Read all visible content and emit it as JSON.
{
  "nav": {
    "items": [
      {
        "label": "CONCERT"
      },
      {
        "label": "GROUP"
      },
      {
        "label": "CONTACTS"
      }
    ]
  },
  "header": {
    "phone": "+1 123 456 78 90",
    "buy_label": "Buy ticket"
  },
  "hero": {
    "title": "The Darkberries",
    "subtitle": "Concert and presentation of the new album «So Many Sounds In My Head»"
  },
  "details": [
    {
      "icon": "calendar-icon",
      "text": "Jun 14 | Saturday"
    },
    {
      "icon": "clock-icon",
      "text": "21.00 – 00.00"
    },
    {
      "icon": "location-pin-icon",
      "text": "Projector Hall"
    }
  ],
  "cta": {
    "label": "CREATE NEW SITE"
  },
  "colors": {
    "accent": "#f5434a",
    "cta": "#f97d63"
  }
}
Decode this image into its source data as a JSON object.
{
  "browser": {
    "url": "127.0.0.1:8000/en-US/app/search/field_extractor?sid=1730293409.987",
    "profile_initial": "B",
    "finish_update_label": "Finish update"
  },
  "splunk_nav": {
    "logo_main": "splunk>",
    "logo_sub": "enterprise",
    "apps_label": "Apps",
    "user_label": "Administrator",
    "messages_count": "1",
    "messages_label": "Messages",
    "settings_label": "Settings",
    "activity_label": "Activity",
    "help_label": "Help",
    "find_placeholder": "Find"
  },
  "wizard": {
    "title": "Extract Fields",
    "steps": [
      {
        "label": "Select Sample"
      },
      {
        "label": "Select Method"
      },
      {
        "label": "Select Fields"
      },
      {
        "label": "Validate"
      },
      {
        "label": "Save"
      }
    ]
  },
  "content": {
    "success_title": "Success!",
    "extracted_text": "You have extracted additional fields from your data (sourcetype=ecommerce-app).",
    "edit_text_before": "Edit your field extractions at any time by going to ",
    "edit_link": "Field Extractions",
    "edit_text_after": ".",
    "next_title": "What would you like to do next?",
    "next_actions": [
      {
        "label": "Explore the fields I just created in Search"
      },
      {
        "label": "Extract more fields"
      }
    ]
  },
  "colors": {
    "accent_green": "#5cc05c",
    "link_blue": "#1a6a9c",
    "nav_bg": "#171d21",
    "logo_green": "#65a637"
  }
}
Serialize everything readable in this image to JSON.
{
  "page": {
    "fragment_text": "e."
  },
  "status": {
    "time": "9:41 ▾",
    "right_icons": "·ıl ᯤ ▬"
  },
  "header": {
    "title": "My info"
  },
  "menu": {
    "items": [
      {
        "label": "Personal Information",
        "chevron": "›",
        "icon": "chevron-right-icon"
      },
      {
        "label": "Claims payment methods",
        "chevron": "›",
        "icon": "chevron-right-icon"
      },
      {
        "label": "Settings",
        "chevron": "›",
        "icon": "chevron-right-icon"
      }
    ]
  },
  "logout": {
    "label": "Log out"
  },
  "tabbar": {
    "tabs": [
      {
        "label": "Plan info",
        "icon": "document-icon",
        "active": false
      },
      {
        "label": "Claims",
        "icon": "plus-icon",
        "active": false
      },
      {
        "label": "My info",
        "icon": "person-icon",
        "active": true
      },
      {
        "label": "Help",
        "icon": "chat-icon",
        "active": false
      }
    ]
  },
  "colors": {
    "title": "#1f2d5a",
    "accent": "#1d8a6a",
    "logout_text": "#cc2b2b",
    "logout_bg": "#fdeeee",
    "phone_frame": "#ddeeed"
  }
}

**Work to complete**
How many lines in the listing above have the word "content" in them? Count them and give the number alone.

**The completed task**
2